The Croatian Chamber of Trades and Crafts and the Chamber system develop rapidly. Along with the Croatian Chamber of Trades and Crafts twenty County Chambers and 116 Tradesmen Associations actively promote and protect the interests of tradesmanship. Guilds have been founded, as forms of professional activities. The participation of tradesmen at numerous international and domestic trade fairs is supported. The Advisory Service has been established to offer legal and financial advisory services for tradesmen setting up their trade businesses. The justified requests made by tradesmen over many years for changes in taxation policy, legislation concerning tradesmen’s work issues, as well as legislation concerning vocational education for trades and crafts professions were finally given the attention deserved. The Chamber has become an active partner to the Government and competent ministries. Upon the Chamber’s initiative Trades Act has been amended, and on the basis of this Act a number of regulations have been passed; proposals for necessary changes in vocational education have also been adopted. A more favorable legal framework and incentive measures have led to a noticeable increasing number of trade businesses, new investments as well as to a higher presence of Croatian tradesmen in foreign markets.

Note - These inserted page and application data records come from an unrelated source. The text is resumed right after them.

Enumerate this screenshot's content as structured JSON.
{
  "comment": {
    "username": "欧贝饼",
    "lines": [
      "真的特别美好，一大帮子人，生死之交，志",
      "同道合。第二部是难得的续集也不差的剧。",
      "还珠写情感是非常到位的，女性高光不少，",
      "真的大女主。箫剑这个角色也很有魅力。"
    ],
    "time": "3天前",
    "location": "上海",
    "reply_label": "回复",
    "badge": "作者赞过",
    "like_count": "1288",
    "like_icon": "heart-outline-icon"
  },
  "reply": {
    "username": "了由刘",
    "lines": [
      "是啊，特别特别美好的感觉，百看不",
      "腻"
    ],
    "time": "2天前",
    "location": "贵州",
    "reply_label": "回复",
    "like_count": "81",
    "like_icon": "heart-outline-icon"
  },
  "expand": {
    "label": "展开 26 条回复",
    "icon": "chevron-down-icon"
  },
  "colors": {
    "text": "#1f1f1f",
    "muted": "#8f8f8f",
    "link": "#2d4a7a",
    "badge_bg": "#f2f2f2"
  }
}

With the opening of its first international office in Brussels, in the building of European Association of Craft, Small and Medium Sized Enterprises √ UEAPME, HOK has made a big step forward in the promotion of business cooperation of Croatian tradesmen with the EU market and support to Croatia’s accession process to EU. In accordance with the changes in Croatian society and legislation, which are necessary in order to prepare Croatia for joining the European Union in the near future, the Croatian Chamber of Trades and Crafts changes into a modern business service to provide more services for tradesmen than today.